Microsoft’s response was more radical than anyone expected. They’re going to bring out a version of Windows that will run on ARM chips – the same chips that are found in iPads and Android Tablets, and indeed in nearly all smartphones. It will be the first wholly new Windows version for many years – and the first break Microsoft has made with Intel, bringing an official end to what was once dubbed the ‘Wintel monopoly’.

But this is just one manoeuvre in a strategy. More to follow.

The End Of Google Freebies

Image representing Google Desktop as depicted ...
Clear Your Desktop

If you use Windows XP, there’s a product you should get while you still can. Google Desktop is a useful way to search all the documents you have on your own computer, instantly. You may be familiar with the search built into XP, and how slow and basic it is. Google’s Desktop brings their Web-search speed to your own computer.

OK, it is getting to be a bit obsolete. More modern operating systems have similar fast searching built in. And there is an alternative from Microsoft called Windows Desktop Search. But I liked the Google product best, and in less than two weeks they’re not going to let us have it any more. Boo.

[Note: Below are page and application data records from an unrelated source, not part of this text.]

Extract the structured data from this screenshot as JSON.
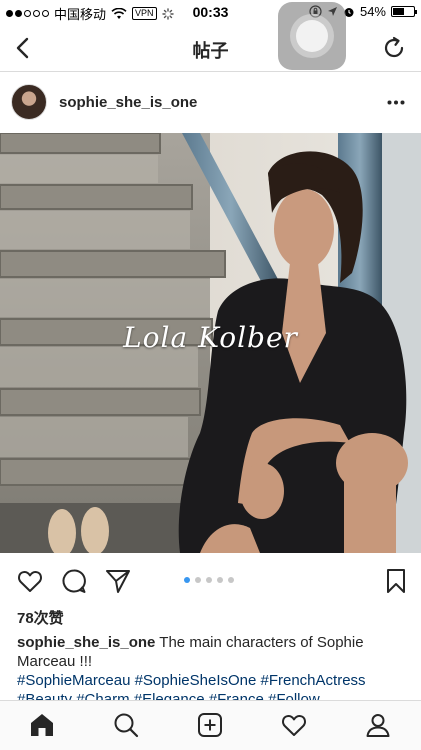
{
  "status_bar": {
    "carrier": "中国移动",
    "vpn": "VPN",
    "time": "00:33",
    "battery_text": "54%",
    "battery_level": 0.54
  },
  "nav": {
    "title": "帖子",
    "back_icon": "chevron-left-icon",
    "refresh_icon": "refresh-icon"
  },
  "post": {
    "username": "sophie_she_is_one",
    "photo_text": "Lola Kolber",
    "carousel_count": 5,
    "carousel_active": 1,
    "likes": "78次赞",
    "caption_user": "sophie_she_is_one",
    "caption_text": " The main characters of Sophie Marceau !!!",
    "hashtags": "#SophieMarceau #SophieSheIsOne #FrenchActress #Beauty #Charm #Elegance #France #Follow"
  },
  "colors": {
    "link": "#003569",
    "carousel_active": "#3897f0",
    "divider": "#dbdbdb"
  }
}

As the link shows they’ve in fact discontinued the whole Google Pack, of which this was just one part, along with a whole lot of other projects that were far less popular. That’s a shame I think. It was always a good place to point people to get some essential software from a source they could trust. (We still do trust Google, don’t we? Basically I mean.)

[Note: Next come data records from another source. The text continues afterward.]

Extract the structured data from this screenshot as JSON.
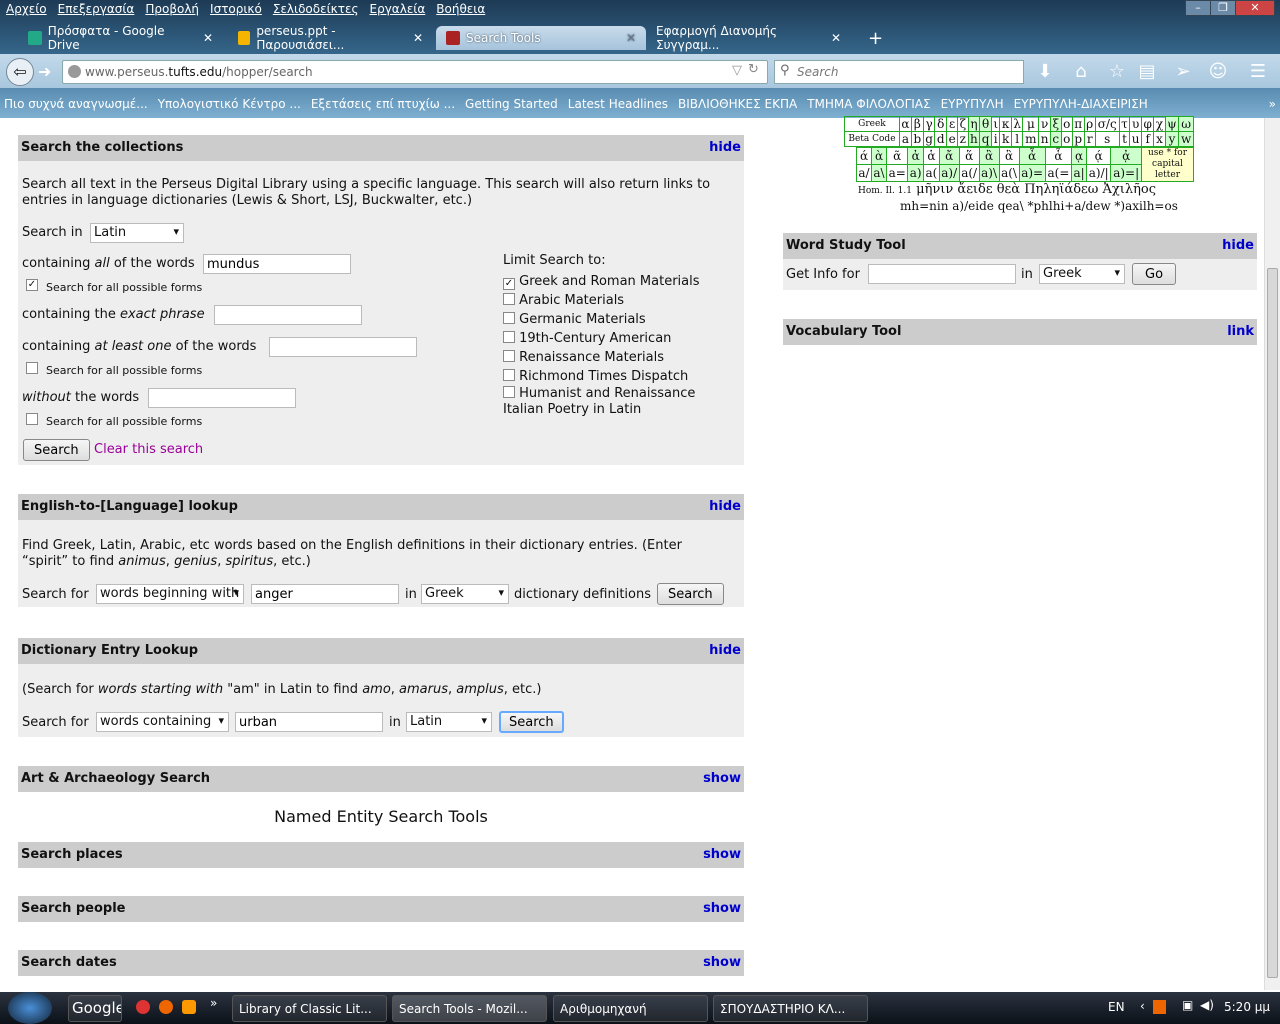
{
  "browser": {
    "menu": [
      "Αρχείο",
      "Επεξεργασία",
      "Προβολή",
      "Ιστορικό",
      "Σελιδοδείκτες",
      "Εργαλεία",
      "Βοήθεια"
    ],
    "tabs": [
      {
        "label": "Πρόσφατα - Google Drive"
      },
      {
        "label": "perseus.ppt - Παρουσιάσει..."
      },
      {
        "label": "Search Tools",
        "active": true
      },
      {
        "label": "Εφαρμογή Διανομής Συγγραμ..."
      }
    ],
    "new_tab": "+",
    "url_prefix": "www.perseus.",
    "url_domain": "tufts.edu",
    "url_path": "/hopper/search",
    "search_placeholder": "Search",
    "bookmarks": [
      "Πιο συχνά αναγνωσμέ...",
      "Υπολογιστικό Κέντρο ...",
      "Εξετάσεις επί πτυχίω ...",
      "Getting Started",
      "Latest Headlines",
      "ΒΙΒΛΙΟΘΗΚΕΣ ΕΚΠΑ",
      "ΤΜΗΜΑ ΦΙΛΟΛΟΓΙΑΣ",
      "ΕΥΡΥΠΥΛΗ",
      "ΕΥΡΥΠΥΛΗ-ΔΙΑΧΕΙΡΙΣΗ"
    ],
    "bookmarks_more": "»"
  },
  "collections": {
    "title": "Search the collections",
    "toggle": "hide",
    "desc": "Search all text in the Perseus Digital Library using a specific language. This search will also return links to entries in language dictionaries (Lewis & Short, LSJ, Buckwalter, etc.)",
    "search_in_label": "Search in",
    "language": "Latin",
    "all_words_pre": "containing ",
    "all_words_em": "all",
    "all_words_post": " of the words",
    "all_words_value": "mundus",
    "forms_label": "Search for all possible forms",
    "phrase_pre": "containing the ",
    "phrase_em": "exact phrase",
    "least_pre": "containing ",
    "least_em": "at least one",
    "least_post": " of the words",
    "without_em": "without",
    "without_post": " the words",
    "forms_checked": [
      true,
      false,
      false
    ],
    "search_button": "Search",
    "clear_link": "Clear this search",
    "limit_label": "Limit Search to:",
    "limits": [
      {
        "label": "Greek and Roman Materials",
        "checked": true
      },
      {
        "label": "Arabic Materials",
        "checked": false
      },
      {
        "label": "Germanic Materials",
        "checked": false
      },
      {
        "label": "19th-Century American",
        "checked": false
      },
      {
        "label": "Renaissance Materials",
        "checked": false
      },
      {
        "label": "Richmond Times Dispatch",
        "checked": false
      },
      {
        "label": "Humanist and Renaissance Italian Poetry in Latin",
        "checked": false
      }
    ]
  },
  "english": {
    "title": "English-to-[Language] lookup",
    "toggle": "hide",
    "desc_pre": "Find Greek, Latin, Arabic, etc words based on the English definitions in their dictionary entries. (Enter “spirit” to find ",
    "e1": "animus",
    "c1": ", ",
    "e2": "genius",
    "c2": ", ",
    "e3": "spiritus",
    "desc_post": ", etc.)",
    "search_for": "Search for",
    "mode": "words beginning with",
    "value": "anger",
    "in": "in",
    "language": "Greek",
    "suffix": "dictionary definitions",
    "button": "Search"
  },
  "dictionary": {
    "title": "Dictionary Entry Lookup",
    "toggle": "hide",
    "d1": "(Search for ",
    "d2": "words starting with",
    "d3": " \"am\" in Latin to find ",
    "d4": "amo",
    "d5": ", ",
    "d6": "amarus",
    "d7": ", ",
    "d8": "amplus",
    "d9": ", etc.)",
    "search_for": "Search for",
    "mode": "words containing",
    "value": "urban",
    "in": "in",
    "language": "Latin",
    "button": "Search"
  },
  "art": {
    "title": "Art & Archaeology Search",
    "toggle": "show"
  },
  "named_entity_title": "Named Entity Search Tools",
  "places": {
    "title": "Search places",
    "toggle": "show"
  },
  "people": {
    "title": "Search people",
    "toggle": "show"
  },
  "dates": {
    "title": "Search dates",
    "toggle": "show"
  },
  "greek_table": {
    "row1_label": "Greek",
    "row1": [
      "α",
      "β",
      "γ",
      "δ",
      "ε",
      "ζ",
      "η",
      "θ",
      "ι",
      "κ",
      "λ",
      "μ",
      "ν",
      "ξ",
      "ο",
      "π",
      "ρ",
      "σ/ς",
      "τ",
      "υ",
      "φ",
      "χ",
      "ψ",
      "ω"
    ],
    "row2_label": "Beta Code",
    "row2": [
      "a",
      "b",
      "g",
      "d",
      "e",
      "z",
      "h",
      "q",
      "i",
      "k",
      "l",
      "m",
      "n",
      "c",
      "o",
      "p",
      "r",
      "s",
      "t",
      "u",
      "f",
      "x",
      "y",
      "w"
    ],
    "row3": [
      "ά",
      "ὰ",
      "ᾶ",
      "ἀ",
      "ἁ",
      "ἄ",
      "ἅ",
      "ἂ",
      "ἃ",
      "ἆ",
      "ἇ",
      "ᾳ",
      "ᾴ",
      "ᾀ"
    ],
    "row4": [
      "a/",
      "a\\",
      "a=",
      "a)",
      "a(",
      "a)/",
      "a(/",
      "a)\\",
      "a(\\",
      "a)=",
      "a(=",
      "a|",
      "a)/|",
      "a)=|"
    ],
    "capital_note": "use * for capital letter",
    "example_ref": "Hom. Il. 1.1",
    "example_greek": "μῆνιν ἄειδε θεὰ Πηληϊάδεω Ἀχιλῆος",
    "example_beta": "mh=nin a)/eide qea\\ *phlhi+a/dew *)axilh=os"
  },
  "word_study": {
    "title": "Word Study Tool",
    "toggle": "hide",
    "get_info": "Get Info for",
    "in": "in",
    "language": "Greek",
    "button": "Go"
  },
  "vocabulary": {
    "title": "Vocabulary Tool",
    "toggle": "link"
  },
  "taskbar": {
    "items": [
      "Google",
      "Library of Classic Lit...",
      "Search Tools - Mozil...",
      "Αριθμομηχανή",
      "ΣΠΟΥΔΑΣΤΗΡΙΟ ΚΛ..."
    ],
    "lang": "EN",
    "time": "5:20 μμ",
    "more": "»"
  }
}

Sure the links are still there, but the package had a mechanism to keep them updated for you. It was all very beginner-friendly. (You can still get it from here, but there’s little point if the update system is going to stop.) It was an endearing little feature of Google’s corporate personality, I found it quite useful over the last few years, but now it’s gone.

And no, it never did get out of beta.

Steve Jobs – An Astonishing Career

Steve Jobs
The best technology CEO since Thomas Edison?

There would always have been more to do. This is a good time for Steve Jobs to depart. Apple is at its peak; both triumphantly successful and wealthy, yet simultaneously admired and even loved. Since the company returned Steve Jobs to his – there is a strong temptation to say ‘rightful’ – leadership role, it has been on an almost unparalleled tour de force.

It began so apparently simply, with products that looked more like quick fixes for the mess he found Apple in than parts of any masterplan. The iMac was in all respects except one an obvious stopgap, an almost desperate attempt to stem the flood of computer users away from the Mac to PC. Make them cheap and paint them bright colours. But stopgap products don’t normally become best-sellers. And more subtly, attractive design revitalised the idea that a computer could be a consumer product.

The diversification into media players too seemed like a quick way to bolster revenues, and yet it evolved into a product that utterly conquered the top end of the phone market. And kept evolving, into one that some say will replace the laptop and the desktop. How the hell does that happen? Whether it was a secret plan of astonishing foresight, or ‘merely’ an extended run of inspired improvisation, virtually everything Jobs touched turned to gold.

In one of those coincidences, I was joking on the phone with my girlfriend yesterday about the news that Apple’s stock was now worth more than that of all the banks in the eurozone combined. (This, on top of having more ready cash than the US government.) I said that gold and Apple shares were the only things people dared invest in now. But what if Steve Jobs resigns? It’ll be like if gold suddenly evaporated.

Will Apple stock plunge? I doubt it, but it will fall some. It has fallen a little already, even though the news only went public after Wall Street shut for the night. Markets are nervous animals. But share price means little to a company that has no need to raise money. What does matter is whether they will continue to be great.

One strongly suspects that the attention to detail in Apple products, the integration of the technical and the aesthetic, is a direct expression of Steve Jobs’ personality. Without that obsession actually in the driving seat, will Apple continue to make great, pioneering products?

For the foreseeable future, I think they will. But somehow it won’t be the same.